Big Huge Labs is an online tool that allows students to create personalized content using images and adding their own text. Currently, Big Huge Labs includes over 20 excellent tools to create a magazine cover, an inspirational poster, a map maker, a trading card creator, and more. No registration is required. However, you can save your projects and print them in a higher resolution if you register. Big Huge Labs also includes an educator area with additional resources and activities. The free education account also allows your students to share projects with you. Read more about the educator account here.
Applying the Triple E Framework
The Triple E Framework, created by Dr. Liz Kolb, is built on the belief that “effective technology integration begins with good instructional strategies and not fancy tools” (tripleeframework.com). Dr. Kolb wrote a book on Learning First, Technology Second (ISTE, 2017) that lays out the three main uses for technology in education: to Engage, Enhance, or Extend learning goals. We can use this framework to decipher why we are using specific tools in the classroom. Here is a rubric based on the Triple E Framework you can use to evaluate whether Big Huge Labs (or any other technology) is a good fit with your learning goals and whether you should use it in your lesson.
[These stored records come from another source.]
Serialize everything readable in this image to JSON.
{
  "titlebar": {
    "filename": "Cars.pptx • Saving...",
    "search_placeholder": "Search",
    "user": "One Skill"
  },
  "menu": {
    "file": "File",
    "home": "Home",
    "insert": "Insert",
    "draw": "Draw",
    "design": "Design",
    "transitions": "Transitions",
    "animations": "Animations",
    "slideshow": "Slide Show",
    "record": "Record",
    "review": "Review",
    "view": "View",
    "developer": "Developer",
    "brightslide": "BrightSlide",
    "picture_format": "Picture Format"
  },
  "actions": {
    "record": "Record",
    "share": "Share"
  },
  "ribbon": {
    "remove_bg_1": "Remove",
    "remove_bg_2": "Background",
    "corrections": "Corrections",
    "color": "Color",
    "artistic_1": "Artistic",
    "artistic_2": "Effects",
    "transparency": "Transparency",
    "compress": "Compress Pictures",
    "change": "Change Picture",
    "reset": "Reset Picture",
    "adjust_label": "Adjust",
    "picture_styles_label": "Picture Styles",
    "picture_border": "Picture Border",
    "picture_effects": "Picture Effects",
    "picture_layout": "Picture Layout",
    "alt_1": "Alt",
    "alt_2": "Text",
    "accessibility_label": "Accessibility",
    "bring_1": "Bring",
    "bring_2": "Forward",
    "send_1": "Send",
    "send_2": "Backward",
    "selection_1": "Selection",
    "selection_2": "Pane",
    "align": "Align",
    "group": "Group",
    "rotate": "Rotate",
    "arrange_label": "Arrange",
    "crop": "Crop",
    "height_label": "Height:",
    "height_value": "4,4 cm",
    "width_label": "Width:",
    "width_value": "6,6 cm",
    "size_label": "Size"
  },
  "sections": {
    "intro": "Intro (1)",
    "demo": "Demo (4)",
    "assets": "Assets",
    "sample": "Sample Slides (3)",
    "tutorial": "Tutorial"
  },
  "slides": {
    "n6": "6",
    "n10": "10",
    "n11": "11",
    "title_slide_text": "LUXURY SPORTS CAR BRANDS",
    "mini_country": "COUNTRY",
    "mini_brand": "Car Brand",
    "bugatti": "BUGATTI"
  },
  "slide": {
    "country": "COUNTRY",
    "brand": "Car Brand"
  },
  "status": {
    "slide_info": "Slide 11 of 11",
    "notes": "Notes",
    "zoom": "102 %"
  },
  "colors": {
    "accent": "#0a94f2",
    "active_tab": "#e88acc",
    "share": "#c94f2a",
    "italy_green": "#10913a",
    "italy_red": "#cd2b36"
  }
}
- Engage in learning goals: The students are more focused on the task because they create images and add their original text. There are no badges, games, or other extras to distract from the process of learning. The students are active social learners as they create their images. The students are motivated to begin the learning process since they do their own projects with pictures and text.
- Enhance learning goals: Big Huge Labs allows students to use technology to make images and text projects. Students can create motivational posters, trading cards, and about 20 other image-related projects. The photos and additional written information allow students to demonstrate a more sophisticated understanding of the material. Students use higher-order thinking skills to organize their thoughts and words onto images.
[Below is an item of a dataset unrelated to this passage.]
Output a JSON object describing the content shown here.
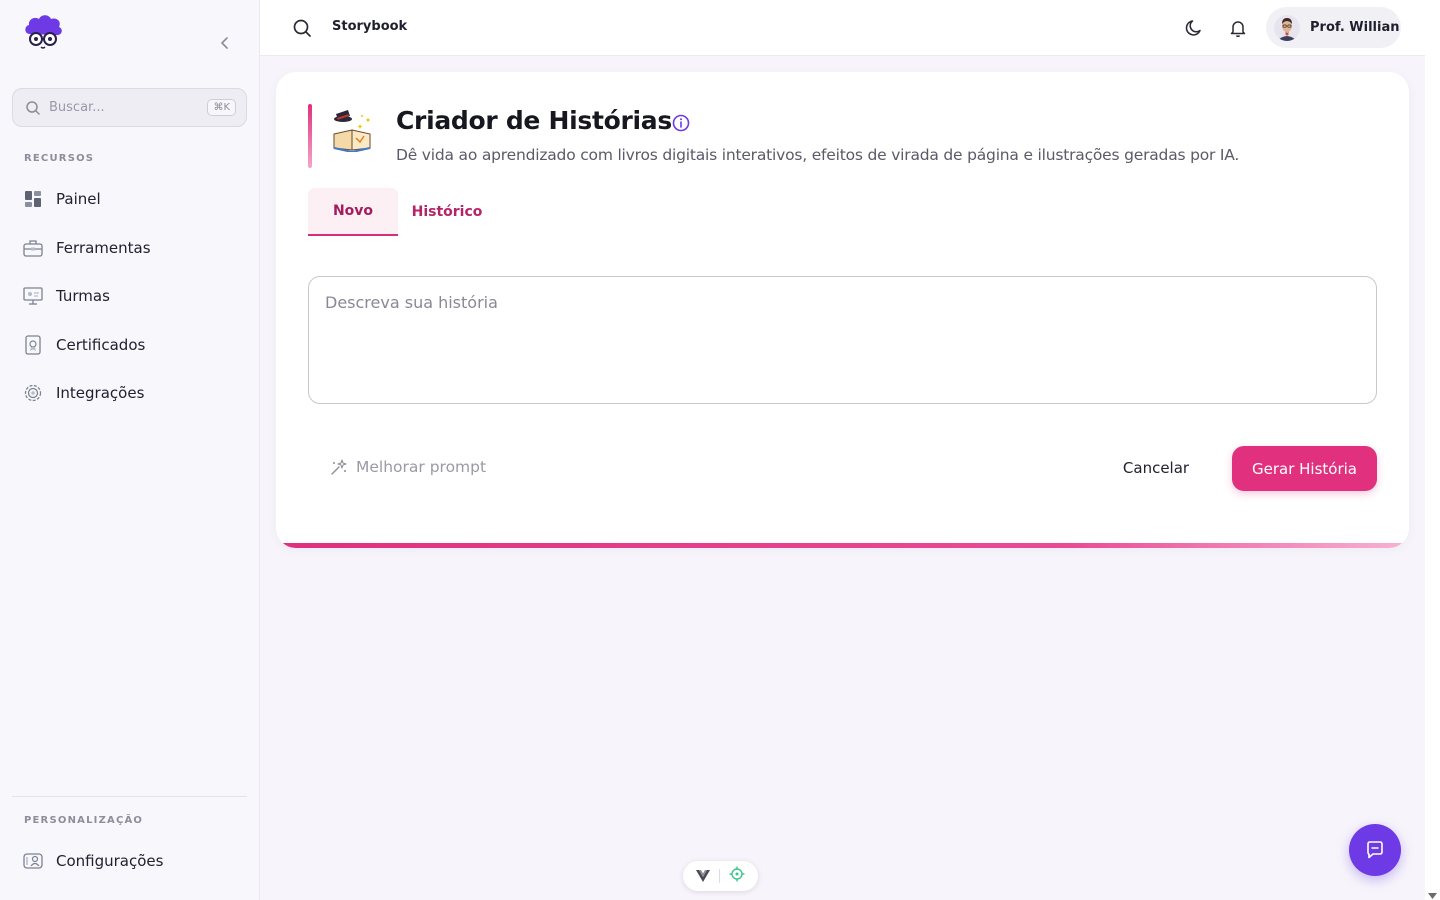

- Extend learning goals: Dr. Kolb describes extended learning as an opportunity for students to learn, connect, and collaborate outside of the regular school day and bridge the school day and real-life experiences. Creating the image projects outside the classroom would fit with flipped, remote, or blended learning. These activities would make an ideal asynchronous learning experience. Independent work and media creation can help students build skills used in everyday lives outside of the classroom environment. We are preparing our students for a world that doesn’t exist yet, but most jobs require independent motivation and knowledge of technology.
The SAMR Model, by Dr. Ruben Puentedura, suggests that technology implementation has four levels. We can use this model as a guideline to analyze how we’re using technology tools in the classroom. For example, the activities found at Big Huge Labs can be at the level of Substitution, Augmentation, Modification, and Redefinition, depending on what students are doing. Let’s talk Let’s how we could take an activity (for example, creating a magazine cover) using Big Huge Labs and evolve this activity through the four levels of SAMR.
- Substitution: The substitution level is the most basic level of SAMR and refers to when technology acts as a direct substitute without any functional improvements. An easy example of this could be students using Big Huge Labs to create a magazine cover, rather than writing it on paper and stapling the pages together.
- Augmentation: At the level of augmentation, the technology acts as a direct substitute and includes some functional improvements. We could take our Big Huge Labs magazine cover to the level of augmentation by having students share their created magazine covers with their teachers using the automatic submission option available in the free Education version.
- Modification: The level of modification allows us to make (or modify) the activity into something more integrated with technology, meaning there is significant task redesign. Using the same magazine cover activity, we could use Big Huge Labs and move to the level of modification by having students share their projects with classmates on a Google Site.
- Redefinition: At the highest level, the technology allows for creating new previously inconceivable tasks. Returning to the example of the Big Huge Labs’ magazine covers, we could get to the redefinition level by having students participate in a Gallery Walk using Padlet. Students share their magazine covers and have an opportunity to comment on other students’ work.
Don’t miss Part 2 of the Tech Tool of the Month: Big Huge Labs, where we’ll discuss using the tool and classroom use ideas. In the meantime, let us know how you have used Big Huge Labs in your education setting in the comments below.